As the property market continues to heat up and shortages of homes for sale in certain areas and price brackets start to develop, hopeful buyers and investors are increasingly turning to estate agents directly and paying them a fee to go out and find suitable properties.
And while there’s nothing at all wrong with that, homeowners and sellers do need to understand that any agent who introduces a buyer in these circumstances is actually working for that buyer.
The agent’s primary responsibility will thus be to act in the interests of the buyer – and that could include negotiating to try to secure the property at the best possible price.
In addition, he says, home sellers who have already given a different agent a mandate to market their property should be very wary of accepting an offer from an agent who scouted their home on behalf of a buyer, as this could quite easily give rise to a “double commission” claim.
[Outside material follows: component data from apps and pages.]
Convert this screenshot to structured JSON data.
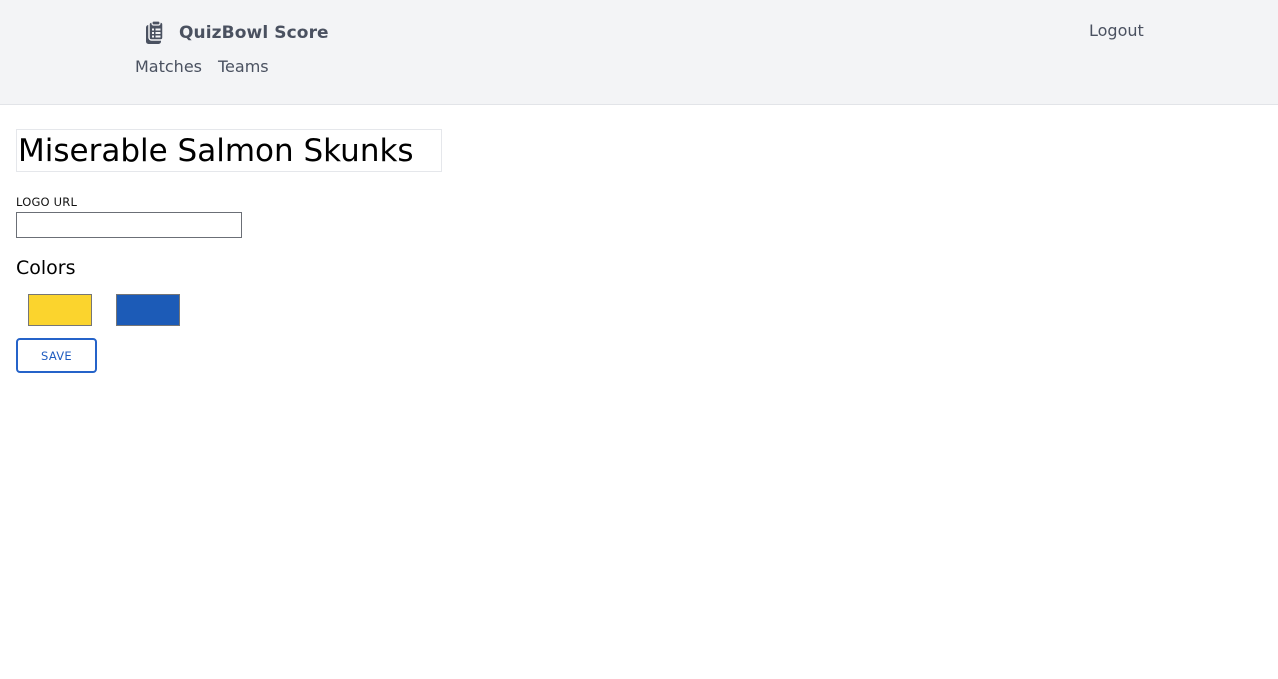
{
  "header": {
    "brand_title": "QuizBowl Score",
    "brand_icon": "clipboard-list-icon",
    "logout_label": "Logout",
    "nav": [
      {
        "label": "Matches"
      },
      {
        "label": "Teams"
      }
    ]
  },
  "team": {
    "name": "Miserable Salmon Skunks",
    "logo_label": "LOGO URL",
    "logo_value": "",
    "colors_heading": "Colors",
    "colors": [
      "#fbd42d",
      "#1c5bb7"
    ],
    "save_label": "SAVE"
  },
  "theme": {
    "header_bg": "#f3f4f6",
    "nav_text": "#4a5160",
    "accent": "#2563c9"
  }
}
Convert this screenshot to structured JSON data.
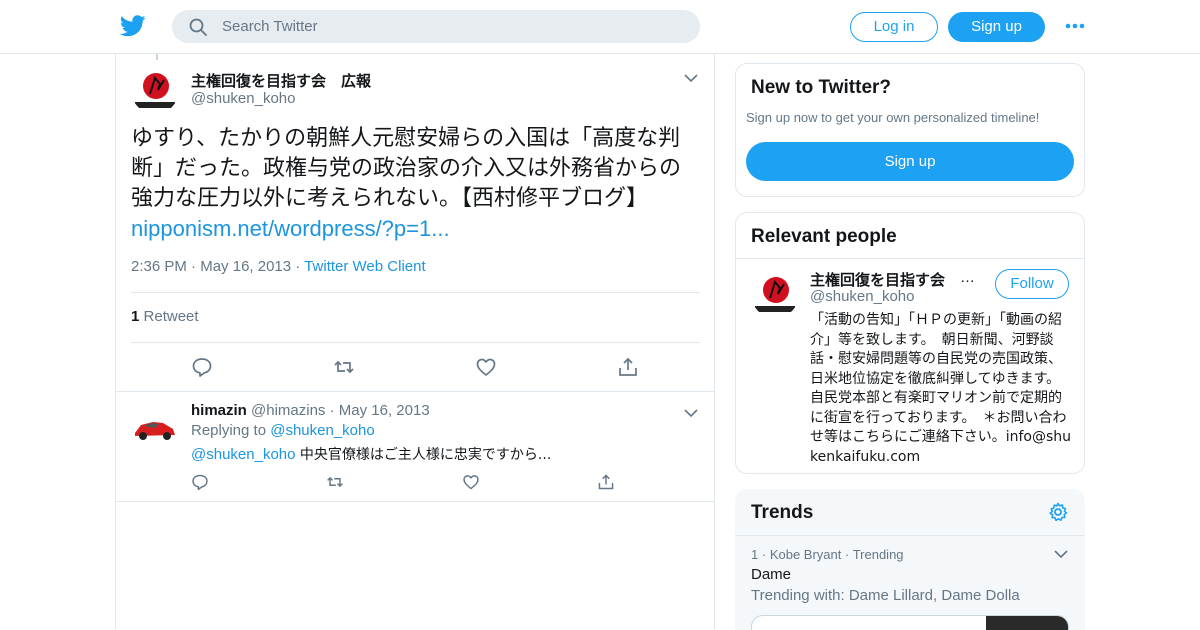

The reason is that the agent who introduced the buyer might well claim that they were the ‘effective cause’ of the sale and thus entitled to a commission. However, if the sellers agree to this, the original agent with the mandate could then launch a claim against them for breach of contract - and damages equal to the amount of the commission already paid.
The only way this can be avoided is if the sellers tell their original agent about the offer brought by another agent and ask for a written indemnity against any later legal claims for damages – before they accept the offer from the second agent. Hopefully, the agents will also reach an agreement to share the commission.
Similarly, home sellers should be very wary of giving mandates to multiple agents simultaneously, as this can also lead to disputes over commission and again end up with them having to pay twice for the same service. “What might happen, for example, is that a prospective buyer views the property through one agent and then, at a later stage, decides to purchase but makes an offer through a different agent who also has a mandate.